Therefore, men are not all the same.
"And that men from among people used to seek refuge with men from among jinn..."
Humbleness is that one should humble himself with his companions. Frequently when the spirit of competition and envy is agitated between companions and rivals, a person may feel superior over his companion, he may be pleased by harming him, degrading his value and importance, accusing him of defects or exaggerating his faults. Faults that may have come to light when seeking advice, or correction. In reality this is what is called jealousy. It is amazing that the daa`iya becomes jealous about the gathering of a thousand or two at a meeting of knowledge or da`wah but he will not have any kind of reaction if he heard that twenty of thirty thousand people attended a concert or a sports event. By Allah, this is sad, for even if you were not pleased with your brother about something, it should be sufficient for you that he is calling to Allah ta`ala and teaching people the Deen and is sincere in general. In fact, he may even be correct in some of the things that you criticized him about.
Humbleness is to humble oneself to one who is below you. If you find someone who is younger than you, or of less importance than you, you should not despise him, because he might have a better heart than you, or be less sinful, or closer to Allah than you. Even if you see a sinful person and you are righteous, do not act in arrogance towards him, and thank Allah that He saved you from the tribulation that He put him through. Remember that there might be some riyaa' or vanity in your righteous deeds that may cause them to be of no avail, and that this sinful person may be regretful and fearful concerning his bad deeds, and this may be the cause of forgiveness of his sins.
According to Jundub, may Allah be pleased with him, the Messenger of Allah a mentioned that a man said, "By Allah, Allah will not forgive so-and-so," and that Allah Ta`ala said, "Who is swearing by Me that I will not forgive so-and-so? I surely have forgiven so-and-so and nullified your deed" [Muslim]. Therefore, do not act in arrogance towards anyone. Even when you see a sinner, do not act superior towards him, nor treat him with arrogance and domination. If you feel that the sinner may perform some acts of obedience which you do not, and that you may also posses some defects which the sinner may not, then deal kindly with him, and gently give da`wah which will hopefully be the cause of his acceptance and remembrance.
Humbleness is that your deed should not become too great in your eyes. If you do a good deed, or attempt to get closer to Allah ta`ala through an act of obedience, your deed still may not be accepted,
This is why some of the Salaf said, "If I knew that Allah accepted one tasbeeh from me, I would have wished to die right now!"
"Allah only accepts from those who have taqwa."
Humbleness is that, when you are advised, if Shaytaan calls you to reject the advice, you must negate him. Because the purpose of advice is that your brother points out the defects that you have.
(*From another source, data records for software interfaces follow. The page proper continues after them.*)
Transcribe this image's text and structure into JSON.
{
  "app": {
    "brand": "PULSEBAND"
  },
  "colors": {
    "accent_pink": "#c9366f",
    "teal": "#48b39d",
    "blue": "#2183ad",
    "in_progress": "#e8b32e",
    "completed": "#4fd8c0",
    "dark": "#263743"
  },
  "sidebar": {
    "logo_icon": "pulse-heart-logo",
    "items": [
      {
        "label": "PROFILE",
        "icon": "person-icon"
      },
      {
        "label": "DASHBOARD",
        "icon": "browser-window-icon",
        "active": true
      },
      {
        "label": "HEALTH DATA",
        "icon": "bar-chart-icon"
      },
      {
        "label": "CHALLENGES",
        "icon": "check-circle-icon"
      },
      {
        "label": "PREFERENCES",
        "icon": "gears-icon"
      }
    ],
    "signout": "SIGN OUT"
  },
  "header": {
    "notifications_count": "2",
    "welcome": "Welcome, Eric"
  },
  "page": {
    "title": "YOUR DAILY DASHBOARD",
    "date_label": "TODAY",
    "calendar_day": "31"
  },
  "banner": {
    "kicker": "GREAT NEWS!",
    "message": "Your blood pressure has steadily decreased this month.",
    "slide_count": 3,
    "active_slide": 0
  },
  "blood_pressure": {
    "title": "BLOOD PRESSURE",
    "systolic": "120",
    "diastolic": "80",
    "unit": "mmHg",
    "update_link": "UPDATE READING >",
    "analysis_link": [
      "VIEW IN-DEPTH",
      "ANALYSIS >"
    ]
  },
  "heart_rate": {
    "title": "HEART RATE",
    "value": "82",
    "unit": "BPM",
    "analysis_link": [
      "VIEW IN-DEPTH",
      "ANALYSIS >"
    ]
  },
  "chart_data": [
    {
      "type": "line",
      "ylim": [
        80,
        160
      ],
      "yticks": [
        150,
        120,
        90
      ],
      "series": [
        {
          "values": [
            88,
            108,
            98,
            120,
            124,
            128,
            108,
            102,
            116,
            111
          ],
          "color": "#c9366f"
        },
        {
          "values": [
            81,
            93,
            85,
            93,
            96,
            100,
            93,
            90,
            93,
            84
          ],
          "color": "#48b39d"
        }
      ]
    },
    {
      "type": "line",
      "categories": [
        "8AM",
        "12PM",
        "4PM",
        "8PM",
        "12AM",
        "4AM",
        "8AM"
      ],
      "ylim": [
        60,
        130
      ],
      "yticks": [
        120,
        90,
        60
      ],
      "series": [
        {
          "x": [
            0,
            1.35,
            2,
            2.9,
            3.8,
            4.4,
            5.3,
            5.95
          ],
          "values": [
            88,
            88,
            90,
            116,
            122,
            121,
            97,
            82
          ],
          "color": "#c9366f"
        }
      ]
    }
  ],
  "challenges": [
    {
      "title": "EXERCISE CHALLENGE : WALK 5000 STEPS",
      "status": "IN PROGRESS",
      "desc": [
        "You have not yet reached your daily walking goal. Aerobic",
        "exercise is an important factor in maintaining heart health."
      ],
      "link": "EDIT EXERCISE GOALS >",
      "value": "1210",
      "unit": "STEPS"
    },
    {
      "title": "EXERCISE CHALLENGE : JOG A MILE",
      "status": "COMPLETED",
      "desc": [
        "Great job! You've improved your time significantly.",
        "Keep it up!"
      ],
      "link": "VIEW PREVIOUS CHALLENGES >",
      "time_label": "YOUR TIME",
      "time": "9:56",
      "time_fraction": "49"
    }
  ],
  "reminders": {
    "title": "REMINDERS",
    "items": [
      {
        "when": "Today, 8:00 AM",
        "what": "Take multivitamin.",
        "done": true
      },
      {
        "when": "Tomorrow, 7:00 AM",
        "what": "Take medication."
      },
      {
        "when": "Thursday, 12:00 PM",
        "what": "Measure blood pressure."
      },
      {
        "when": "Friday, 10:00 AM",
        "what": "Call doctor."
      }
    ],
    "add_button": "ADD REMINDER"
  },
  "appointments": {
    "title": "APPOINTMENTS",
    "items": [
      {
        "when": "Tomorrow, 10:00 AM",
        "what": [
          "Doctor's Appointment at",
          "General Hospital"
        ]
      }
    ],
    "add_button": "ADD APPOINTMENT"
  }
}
As for he who Allah ta`ala has protected, if he finds one who will advise him and show him his defects, he'll overcome his nafs, accept from him, thank and make du`aa for him. This is why He sallallahu `alaihi wa sallam said,
"Al-Kibr is rejecting the truth and despising the people"
The arrogant never gives credit to anybody or mentions good about someone, and if he needed to do so, he would also mention five defects of that person. But if he hears somebody reminding him about his own defects, he will not be flexible nor comply due to his inferiority complex. This is why it is among man's moral integrity to accept criticism or comment without any sensitivity or discomfort or feelings of shame and weakness. Here he is, The 'Amir of the Believers `Umar, may Allah be pleased with him, raising the flag and lifting the motto,
[Muslim, Tirmidhi, and Abu Dawud]
"May Allah have mercy on a person who informed us of our defects."
AsalamuAlaykum Warahmatullahi Wabarakatuh.